Justice secretary Michael Matheson has promised a “thorough and in-depth” review of Police Scotland’s counter-corruption practices after admitting the government knew about data breaches five months ago.
Last week the Interception of Communications Commissioner’s Office (Iocco) said the force had failed to obtain judicial approval when attempting to access communications data to unmask a journalist’s source.
The breaches followed media reports about failures during the investigation into the unsolved murder of Emma Caldwell, who was killed in 2005.
Speaking in the Scottish Parliament yesterday, Mr Matheson said the Scottish Government had been made aware of the breaches in July.
He said: “On learning of the breaches in the summer, the Scottish Government contacted Police Scotland to seek reassurance they would co-operate fully with the Iocco investigation.

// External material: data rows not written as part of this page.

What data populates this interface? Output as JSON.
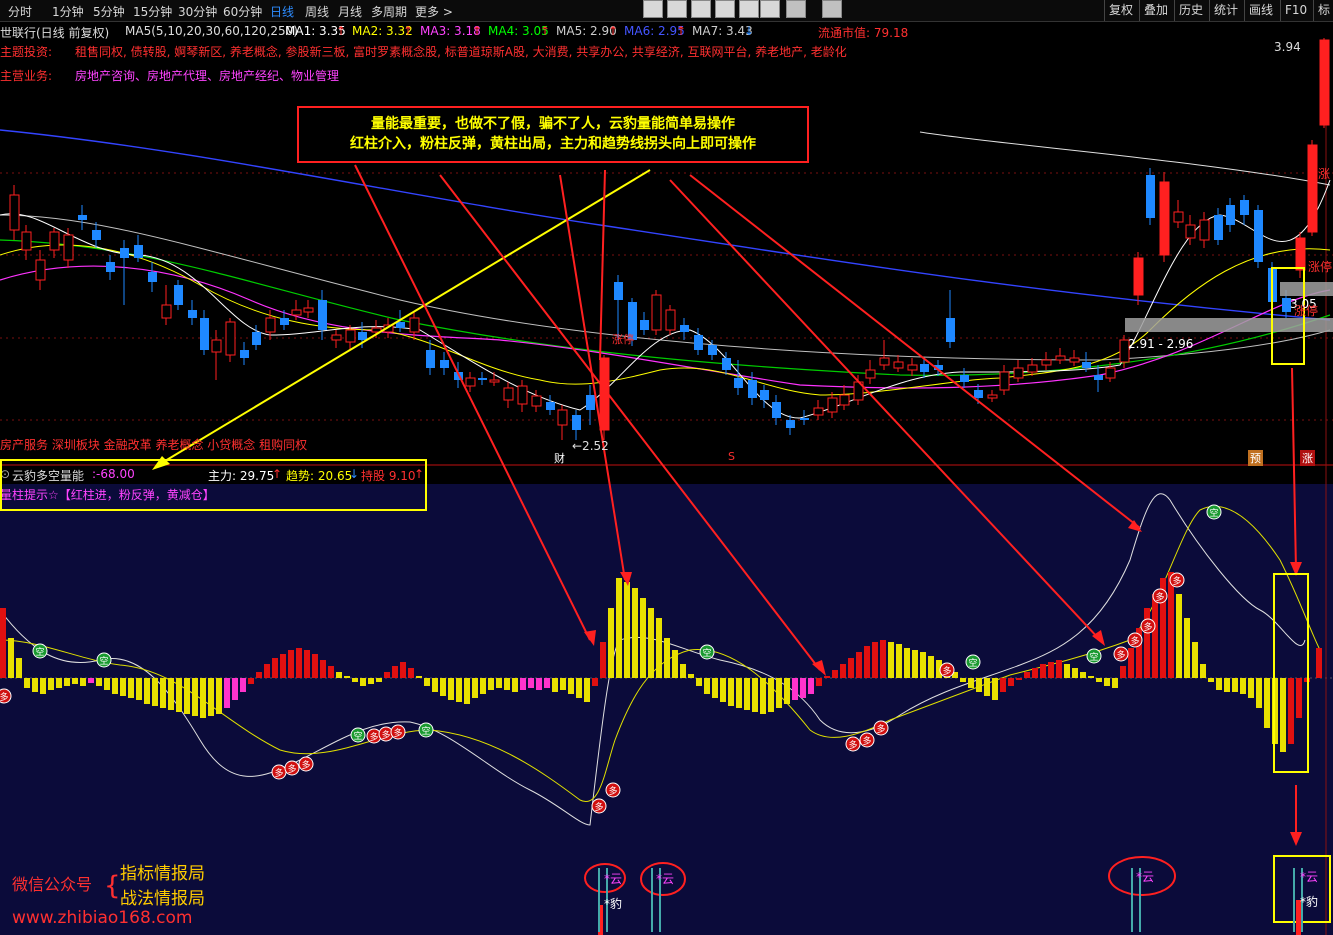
{
  "toolbar": {
    "timeframes": [
      "分时",
      "1分钟",
      "5分钟",
      "15分钟",
      "30分钟",
      "60分钟",
      "日线",
      "周线",
      "月线",
      "多周期",
      "更多 >"
    ],
    "active": "日线",
    "right_buttons": [
      "复权",
      "叠加",
      "历史",
      "统计",
      "画线",
      "F10",
      "标"
    ]
  },
  "stock": {
    "title": "世联行(日线 前复权)",
    "ma_params": "MA5(5,10,20,30,60,120,250)",
    "ma": [
      {
        "label": "MA1: 3.35",
        "arrow": "↑",
        "color": "#ffffff"
      },
      {
        "label": "MA2: 3.32",
        "arrow": "↑",
        "color": "#ffff00"
      },
      {
        "label": "MA3: 3.18",
        "arrow": "↑",
        "color": "#ff44ff"
      },
      {
        "label": "MA4: 3.05",
        "arrow": "↑",
        "color": "#00ff00"
      },
      {
        "label": "MA5: 2.90",
        "arrow": "↑",
        "color": "#cccccc"
      },
      {
        "label": "MA6: 2.95",
        "arrow": "↑",
        "color": "#4455ff"
      },
      {
        "label": "MA7: 3.43",
        "arrow": "↓",
        "color": "#cccccc"
      }
    ],
    "market_cap": "流通市值: 79.18",
    "theme_label": "主题投资:",
    "themes": "租售同权, 债转股, 婀琴新区, 养老概念, 参股新三板, 富时罗素概念股, 标普道琼斯A股, 大消费, 共享办公, 共享经济, 互联网平台, 养老地产, 老龄化",
    "business_label": "主营业务:",
    "business": "房地产咨询、房地产代理、房地产经纪、物业管理",
    "bottom_concepts": "房产服务 深圳板块 金融改革 养老概念 小贷概念 租购同权",
    "price_hi": "3.94",
    "price_low": "←2.52",
    "range_label": "2.91 - 2.96",
    "price_label2": "3.05",
    "limit_up1": "涨停",
    "limit_up2": "涨停",
    "zhang": "涨",
    "event_cai": "财",
    "event_s": "S",
    "event_yu": "预",
    "event_zhang": "涨",
    "mark_zhangting": "涨停"
  },
  "annotation": {
    "line1": "量能最重要，也做不了假，骗不了人，云豹量能简单易操作",
    "line2": "红柱介入，粉柱反弹，黄柱出局，主力和趋势线拐头向上即可操作"
  },
  "indicator": {
    "name": "云豹多空量能",
    "value": ":-68.00",
    "zhuli": "主力: 29.75",
    "zhuli_arrow": "↑",
    "qushi": "趋势: 20.65",
    "qushi_arrow": "↓",
    "chigu": "持股  9.10",
    "chigu_arrow": "↑",
    "tip": "量柱提示☆【红柱进，粉反弹，黄减仓】"
  },
  "badges": {
    "kong": "空",
    "duo": "多"
  },
  "bottom_marks": {
    "yun": "*云",
    "bao": "*豹"
  },
  "watermark": {
    "label": "微信公众号",
    "name1": "指标情报局",
    "name2": "战法情报局",
    "url": "www.zhibiao168.com"
  },
  "colors": {
    "up": "#ff2020",
    "down": "#1e88ff",
    "yellow": "#ffff00",
    "pink": "#ff33cc",
    "indicator_bg": "#0b0b3a"
  }
}
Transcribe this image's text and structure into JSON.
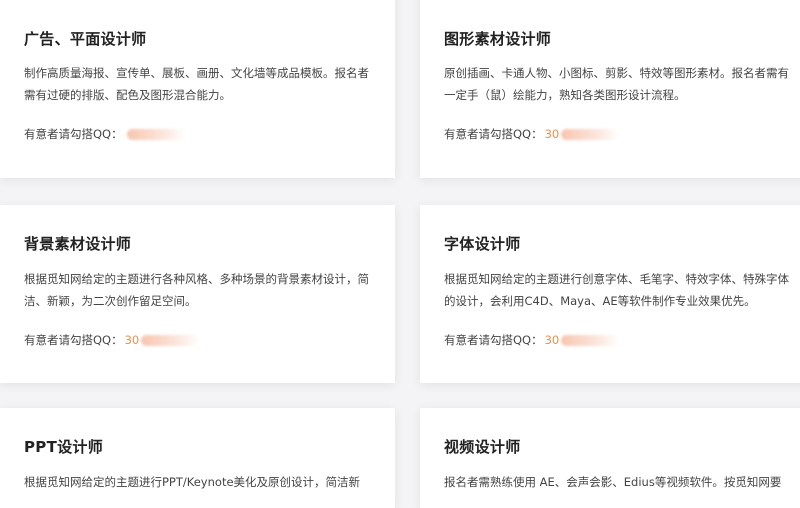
{
  "cards": [
    {
      "title": "广告、平面设计师",
      "desc": "制作高质量海报、宣传单、展板、画册、文化墙等成品模板。报名者需有过硬的排版、配色及图形混合能力。",
      "qq_label": "有意者请勾搭QQ：",
      "qq_number": ""
    },
    {
      "title": "图形素材设计师",
      "desc": "原创插画、卡通人物、小图标、剪影、特效等图形素材。报名者需有一定手（鼠）绘能力，熟知各类图形设计流程。",
      "qq_label": "有意者请勾搭QQ：",
      "qq_number": "30"
    },
    {
      "title": "背景素材设计师",
      "desc": "根据觅知网给定的主题进行各种风格、多种场景的背景素材设计，简洁、新颖，为二次创作留足空间。",
      "qq_label": "有意者请勾搭QQ：",
      "qq_number": "30"
    },
    {
      "title": "字体设计师",
      "desc": "根据觅知网给定的主题进行创意字体、毛笔字、特效字体、特殊字体的设计，会利用C4D、Maya、AE等软件制作专业效果优先。",
      "qq_label": "有意者请勾搭QQ：",
      "qq_number": "30"
    },
    {
      "title": "PPT设计师",
      "desc": "根据觅知网给定的主题进行PPT/Keynote美化及原创设计，简洁新",
      "qq_label": "",
      "qq_number": ""
    },
    {
      "title": "视频设计师",
      "desc": "报名者需熟练使用 AE、会声会影、Edius等视频软件。按觅知网要",
      "qq_label": "",
      "qq_number": ""
    }
  ]
}
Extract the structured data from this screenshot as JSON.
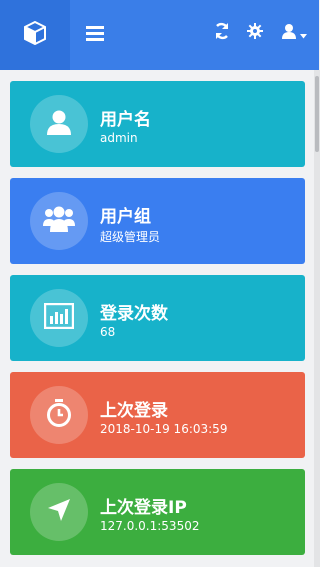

“That reassurance was given and Police Scotland have been working on a robust action plan since July to ensure there has been no repeat of these incidents and it cannot happen again in the future.
“It’s clear that Police Scotland’s actions in accessing communication data have fallen short of the standard expected and I welcome last week’s announcement by the Scottish Police Authority that they would ask HMICS [HM Inspectorate of Constabulary in Scotland] to review the robustness of the procedures around Police Scotland’s counter-corruption practices. I can reassure the chamber this will be an independent, thorough and in-depth review.” Mr Matheson said the HMICS review would be laid before parliament in the spring.
He added: “A free press is a cornerstone of a healthy democracy and we’re committed to protecting the privacy of all law-abiding members of the public, including journalists.”
Labour justice spokesman Graeme Pearson said the case showed the need for better oversight of the national force.
Mr Pearson said: “For years in this parliament I have asked the cabinet secretary to ensure that proper governance, accountability and oversight was in place for the new national police force and that has been rebutted by this government with some energy.
“Will he now accept there is not sufficient governance in place and make sure it occurs?”
Mr Matheson said governance and oversight in the area of communications data was a matter for Iocco.
Lib Dem leader Willie Rennie said: “What we are still missing from this case is a proper explanation as to who did this and why.
“Rather than reopening the [murder] investigation, they tried to find the leak. We need a proper explanation as to why that was allowed to happen.”
Meanwhile, Labour MSP Neil Findlay called for the Scottish Government to establish an independent inquiry into undercover policing amid claims activists were spied on by the Metropolitan Police including at the G8 summit at Gleneagles in 2005. Mr Matheson said he would consider the issue if there was “clear evidence” that Police Scotland or one of its legacy forces had been involved.